## [Records supplied]

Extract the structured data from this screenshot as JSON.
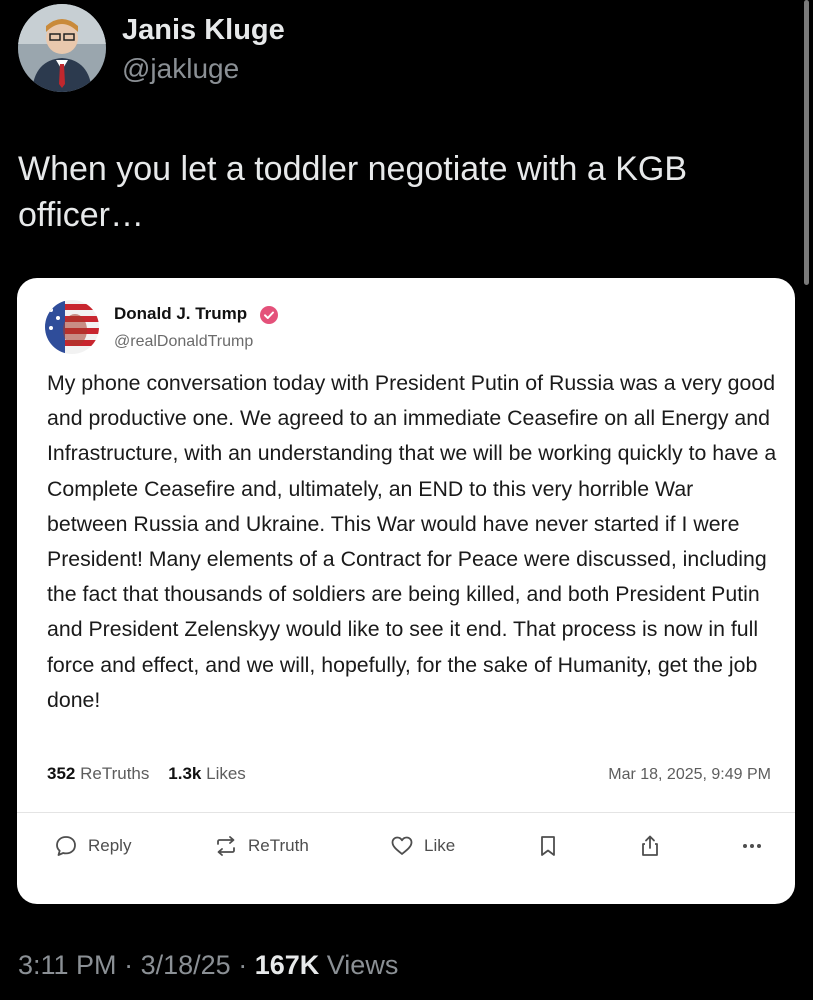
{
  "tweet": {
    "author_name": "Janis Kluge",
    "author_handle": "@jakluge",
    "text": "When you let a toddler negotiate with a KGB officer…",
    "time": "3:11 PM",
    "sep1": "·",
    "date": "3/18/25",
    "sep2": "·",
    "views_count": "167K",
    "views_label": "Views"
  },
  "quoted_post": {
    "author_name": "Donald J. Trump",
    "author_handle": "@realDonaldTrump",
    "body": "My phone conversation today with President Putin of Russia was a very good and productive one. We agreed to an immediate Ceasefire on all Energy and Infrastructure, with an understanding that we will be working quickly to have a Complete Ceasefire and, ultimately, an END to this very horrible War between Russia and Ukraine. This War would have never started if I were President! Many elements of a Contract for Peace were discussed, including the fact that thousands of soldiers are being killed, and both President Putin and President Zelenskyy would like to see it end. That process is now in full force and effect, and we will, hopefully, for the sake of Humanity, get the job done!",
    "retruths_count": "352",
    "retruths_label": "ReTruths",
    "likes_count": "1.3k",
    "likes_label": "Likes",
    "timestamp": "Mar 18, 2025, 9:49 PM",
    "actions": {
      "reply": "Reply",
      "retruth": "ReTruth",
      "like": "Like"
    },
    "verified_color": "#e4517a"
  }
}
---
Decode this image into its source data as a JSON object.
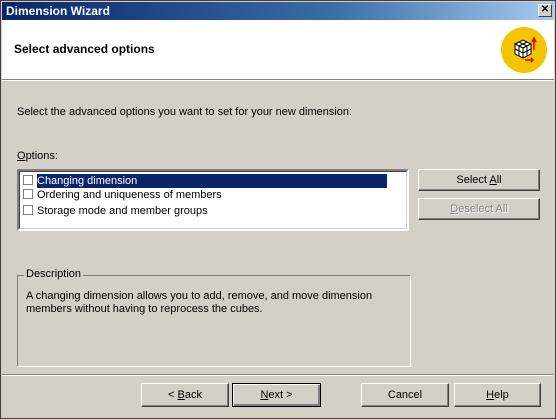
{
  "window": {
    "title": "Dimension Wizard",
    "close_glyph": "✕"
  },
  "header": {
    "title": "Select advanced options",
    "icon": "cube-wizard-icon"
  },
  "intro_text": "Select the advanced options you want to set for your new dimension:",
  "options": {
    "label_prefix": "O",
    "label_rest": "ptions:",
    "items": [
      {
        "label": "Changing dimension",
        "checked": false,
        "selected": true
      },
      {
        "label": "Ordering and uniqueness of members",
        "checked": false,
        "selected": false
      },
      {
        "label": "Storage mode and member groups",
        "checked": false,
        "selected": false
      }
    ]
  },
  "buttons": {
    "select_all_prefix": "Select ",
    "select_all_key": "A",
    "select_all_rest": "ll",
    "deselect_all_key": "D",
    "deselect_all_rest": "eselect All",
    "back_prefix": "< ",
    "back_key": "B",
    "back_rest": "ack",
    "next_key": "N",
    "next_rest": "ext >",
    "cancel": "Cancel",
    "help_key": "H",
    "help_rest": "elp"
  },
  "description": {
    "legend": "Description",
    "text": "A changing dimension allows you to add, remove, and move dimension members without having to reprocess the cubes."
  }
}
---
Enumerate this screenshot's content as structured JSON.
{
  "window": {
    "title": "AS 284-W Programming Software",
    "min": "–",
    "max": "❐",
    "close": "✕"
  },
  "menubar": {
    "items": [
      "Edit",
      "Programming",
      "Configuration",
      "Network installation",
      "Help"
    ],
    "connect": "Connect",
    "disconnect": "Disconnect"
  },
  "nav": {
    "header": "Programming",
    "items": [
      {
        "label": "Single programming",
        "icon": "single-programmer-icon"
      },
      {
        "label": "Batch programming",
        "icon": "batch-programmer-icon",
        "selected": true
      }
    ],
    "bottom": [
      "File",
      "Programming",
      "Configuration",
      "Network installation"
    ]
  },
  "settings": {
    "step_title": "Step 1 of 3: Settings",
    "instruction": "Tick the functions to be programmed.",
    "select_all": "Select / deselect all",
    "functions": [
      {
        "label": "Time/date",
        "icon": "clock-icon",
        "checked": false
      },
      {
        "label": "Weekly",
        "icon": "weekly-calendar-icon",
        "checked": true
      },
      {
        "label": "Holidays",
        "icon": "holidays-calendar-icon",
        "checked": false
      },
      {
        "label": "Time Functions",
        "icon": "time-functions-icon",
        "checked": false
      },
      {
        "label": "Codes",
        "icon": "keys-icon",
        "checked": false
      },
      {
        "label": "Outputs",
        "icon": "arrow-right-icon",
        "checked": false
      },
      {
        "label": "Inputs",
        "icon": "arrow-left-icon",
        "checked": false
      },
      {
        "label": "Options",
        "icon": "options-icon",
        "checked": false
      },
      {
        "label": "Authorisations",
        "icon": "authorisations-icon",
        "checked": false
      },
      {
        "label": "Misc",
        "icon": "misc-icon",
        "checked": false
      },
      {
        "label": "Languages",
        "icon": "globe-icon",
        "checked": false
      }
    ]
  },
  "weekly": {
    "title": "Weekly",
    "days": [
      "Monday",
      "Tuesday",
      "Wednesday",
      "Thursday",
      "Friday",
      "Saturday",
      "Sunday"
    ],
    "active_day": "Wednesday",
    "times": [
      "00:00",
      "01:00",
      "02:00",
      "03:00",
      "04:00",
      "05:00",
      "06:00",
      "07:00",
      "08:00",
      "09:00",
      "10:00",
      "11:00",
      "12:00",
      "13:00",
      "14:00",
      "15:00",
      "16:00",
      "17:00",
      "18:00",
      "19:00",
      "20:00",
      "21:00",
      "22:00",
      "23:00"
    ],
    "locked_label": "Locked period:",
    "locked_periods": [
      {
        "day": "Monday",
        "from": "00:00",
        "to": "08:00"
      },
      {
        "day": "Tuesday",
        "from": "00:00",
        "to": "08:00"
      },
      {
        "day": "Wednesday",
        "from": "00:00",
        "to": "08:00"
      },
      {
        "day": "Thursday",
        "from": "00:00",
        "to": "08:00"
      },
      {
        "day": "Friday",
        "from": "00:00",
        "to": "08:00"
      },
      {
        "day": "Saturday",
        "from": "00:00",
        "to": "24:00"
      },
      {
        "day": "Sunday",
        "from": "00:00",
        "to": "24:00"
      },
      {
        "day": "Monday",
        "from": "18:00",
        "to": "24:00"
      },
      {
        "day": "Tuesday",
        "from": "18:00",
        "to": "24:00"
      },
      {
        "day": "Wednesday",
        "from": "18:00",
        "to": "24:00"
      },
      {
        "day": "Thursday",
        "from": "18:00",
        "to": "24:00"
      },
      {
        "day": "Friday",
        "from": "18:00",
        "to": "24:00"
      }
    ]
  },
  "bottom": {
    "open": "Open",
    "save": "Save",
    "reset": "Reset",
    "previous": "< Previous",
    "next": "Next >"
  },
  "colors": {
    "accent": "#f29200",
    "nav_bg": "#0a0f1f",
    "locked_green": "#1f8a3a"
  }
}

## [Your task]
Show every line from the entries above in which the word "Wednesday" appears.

## [Solved exercise]
      "Wednesday",
    "active_day": "Wednesday",
        "day": "Wednesday",
        "day": "Wednesday",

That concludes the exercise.